→ **EXERCISE REQUIREMENTS**
Locate every line in the records below that contains the word "text", and copy each one.

'''

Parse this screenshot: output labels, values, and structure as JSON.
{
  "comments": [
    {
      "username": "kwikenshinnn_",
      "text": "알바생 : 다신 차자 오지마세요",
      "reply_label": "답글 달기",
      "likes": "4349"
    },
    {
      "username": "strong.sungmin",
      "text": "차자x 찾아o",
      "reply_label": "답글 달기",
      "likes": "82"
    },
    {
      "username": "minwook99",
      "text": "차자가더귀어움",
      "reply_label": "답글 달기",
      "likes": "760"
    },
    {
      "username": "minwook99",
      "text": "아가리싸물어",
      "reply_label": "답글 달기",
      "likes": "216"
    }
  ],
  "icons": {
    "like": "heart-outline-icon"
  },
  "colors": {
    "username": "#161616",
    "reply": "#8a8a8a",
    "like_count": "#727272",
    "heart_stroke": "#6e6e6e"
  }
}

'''

→ **OUTPUT OF THE TASK**
      "text": "알바생 : 다신 차자 오지마세요",
      "text": "차자x 찾아o",
      "text": "차자가더귀어움",
      "text": "아가리싸물어",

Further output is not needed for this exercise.